[Dataset rows for apps and sites]
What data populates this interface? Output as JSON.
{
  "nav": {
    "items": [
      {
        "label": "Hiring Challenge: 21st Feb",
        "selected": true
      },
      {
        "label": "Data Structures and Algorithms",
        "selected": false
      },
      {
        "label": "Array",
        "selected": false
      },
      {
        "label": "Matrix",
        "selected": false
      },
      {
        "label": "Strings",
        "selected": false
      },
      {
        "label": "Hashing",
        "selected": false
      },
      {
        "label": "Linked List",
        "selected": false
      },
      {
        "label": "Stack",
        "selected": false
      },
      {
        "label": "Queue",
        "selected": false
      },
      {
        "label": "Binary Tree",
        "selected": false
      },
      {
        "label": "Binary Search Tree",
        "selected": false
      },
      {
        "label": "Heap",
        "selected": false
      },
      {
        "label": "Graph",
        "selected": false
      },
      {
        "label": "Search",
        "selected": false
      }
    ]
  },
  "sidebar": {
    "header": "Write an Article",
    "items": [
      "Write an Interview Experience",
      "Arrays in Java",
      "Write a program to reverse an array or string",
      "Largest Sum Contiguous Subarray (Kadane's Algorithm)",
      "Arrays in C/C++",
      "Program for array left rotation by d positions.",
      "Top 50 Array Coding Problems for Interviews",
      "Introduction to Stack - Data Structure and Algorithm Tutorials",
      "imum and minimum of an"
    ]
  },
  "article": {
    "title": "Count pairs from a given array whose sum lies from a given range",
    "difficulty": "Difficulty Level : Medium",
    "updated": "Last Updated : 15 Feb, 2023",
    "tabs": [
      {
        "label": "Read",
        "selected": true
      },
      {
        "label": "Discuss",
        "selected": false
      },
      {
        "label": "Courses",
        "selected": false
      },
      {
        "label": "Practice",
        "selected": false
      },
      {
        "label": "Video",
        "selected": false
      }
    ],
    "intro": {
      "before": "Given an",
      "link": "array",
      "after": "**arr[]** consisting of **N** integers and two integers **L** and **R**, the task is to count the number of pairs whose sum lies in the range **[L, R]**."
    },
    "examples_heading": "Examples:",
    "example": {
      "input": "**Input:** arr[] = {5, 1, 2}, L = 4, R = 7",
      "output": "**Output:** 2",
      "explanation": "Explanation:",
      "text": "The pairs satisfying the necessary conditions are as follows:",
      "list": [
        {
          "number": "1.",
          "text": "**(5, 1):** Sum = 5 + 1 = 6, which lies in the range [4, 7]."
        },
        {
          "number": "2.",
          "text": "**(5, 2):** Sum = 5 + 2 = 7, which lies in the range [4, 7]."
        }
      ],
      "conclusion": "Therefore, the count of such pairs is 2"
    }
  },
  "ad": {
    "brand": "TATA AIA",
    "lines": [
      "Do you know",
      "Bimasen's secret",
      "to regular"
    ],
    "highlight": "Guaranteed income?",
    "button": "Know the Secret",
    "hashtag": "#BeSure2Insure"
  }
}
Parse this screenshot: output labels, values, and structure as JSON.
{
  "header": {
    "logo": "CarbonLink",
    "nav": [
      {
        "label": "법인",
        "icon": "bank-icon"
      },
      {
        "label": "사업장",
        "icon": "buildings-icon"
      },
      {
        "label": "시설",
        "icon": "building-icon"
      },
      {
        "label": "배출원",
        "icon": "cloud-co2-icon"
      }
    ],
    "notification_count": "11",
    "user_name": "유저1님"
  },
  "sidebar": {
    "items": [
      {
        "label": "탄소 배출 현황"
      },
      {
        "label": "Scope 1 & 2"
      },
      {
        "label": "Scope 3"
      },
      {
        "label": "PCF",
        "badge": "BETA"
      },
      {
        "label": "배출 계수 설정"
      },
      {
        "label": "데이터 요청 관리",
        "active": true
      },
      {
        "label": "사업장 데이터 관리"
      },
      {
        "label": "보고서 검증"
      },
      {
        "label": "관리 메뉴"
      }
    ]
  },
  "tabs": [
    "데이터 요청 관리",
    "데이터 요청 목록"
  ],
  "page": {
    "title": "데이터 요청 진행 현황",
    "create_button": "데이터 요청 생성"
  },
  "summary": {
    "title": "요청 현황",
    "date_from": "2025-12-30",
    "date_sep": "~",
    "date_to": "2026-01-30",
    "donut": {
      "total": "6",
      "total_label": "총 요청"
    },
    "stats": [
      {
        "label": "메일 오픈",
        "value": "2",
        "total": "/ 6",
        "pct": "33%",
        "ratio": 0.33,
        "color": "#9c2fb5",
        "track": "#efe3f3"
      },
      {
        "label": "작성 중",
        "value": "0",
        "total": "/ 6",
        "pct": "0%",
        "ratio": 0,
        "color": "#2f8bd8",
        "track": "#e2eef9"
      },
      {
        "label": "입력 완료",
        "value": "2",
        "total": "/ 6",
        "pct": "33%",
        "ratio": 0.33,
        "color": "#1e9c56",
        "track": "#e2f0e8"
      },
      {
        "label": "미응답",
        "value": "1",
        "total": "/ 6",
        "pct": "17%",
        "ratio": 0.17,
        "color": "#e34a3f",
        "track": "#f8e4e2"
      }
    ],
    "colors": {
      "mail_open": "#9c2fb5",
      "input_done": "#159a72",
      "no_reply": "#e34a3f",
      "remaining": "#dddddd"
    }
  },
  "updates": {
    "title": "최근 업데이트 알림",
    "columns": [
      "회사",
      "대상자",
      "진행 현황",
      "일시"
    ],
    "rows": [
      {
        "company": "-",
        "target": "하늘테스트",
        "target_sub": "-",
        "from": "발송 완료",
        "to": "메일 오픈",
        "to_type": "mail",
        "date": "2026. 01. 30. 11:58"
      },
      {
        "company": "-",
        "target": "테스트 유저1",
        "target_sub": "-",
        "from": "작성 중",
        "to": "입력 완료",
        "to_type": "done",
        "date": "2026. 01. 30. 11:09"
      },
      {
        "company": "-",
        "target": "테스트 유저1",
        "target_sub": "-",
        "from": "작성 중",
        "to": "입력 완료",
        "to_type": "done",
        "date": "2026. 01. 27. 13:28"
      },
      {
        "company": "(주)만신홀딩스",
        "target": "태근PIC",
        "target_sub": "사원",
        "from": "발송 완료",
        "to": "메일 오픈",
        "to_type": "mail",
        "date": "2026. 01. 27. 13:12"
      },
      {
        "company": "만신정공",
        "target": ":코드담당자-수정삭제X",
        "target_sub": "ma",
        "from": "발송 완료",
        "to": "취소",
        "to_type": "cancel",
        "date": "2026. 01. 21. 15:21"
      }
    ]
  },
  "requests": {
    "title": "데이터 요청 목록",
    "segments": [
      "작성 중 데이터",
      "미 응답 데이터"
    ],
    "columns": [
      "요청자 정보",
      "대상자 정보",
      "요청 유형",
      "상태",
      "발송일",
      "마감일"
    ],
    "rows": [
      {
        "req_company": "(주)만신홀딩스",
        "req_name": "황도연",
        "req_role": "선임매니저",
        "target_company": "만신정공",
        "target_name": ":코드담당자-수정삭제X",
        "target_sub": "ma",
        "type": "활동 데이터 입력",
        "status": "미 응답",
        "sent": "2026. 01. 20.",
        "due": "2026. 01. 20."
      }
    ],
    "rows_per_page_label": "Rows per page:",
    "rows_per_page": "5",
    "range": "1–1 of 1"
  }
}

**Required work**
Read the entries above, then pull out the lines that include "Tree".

**Answer area**
        "label": "Binary Tree",
        "label": "Binary Search Tree",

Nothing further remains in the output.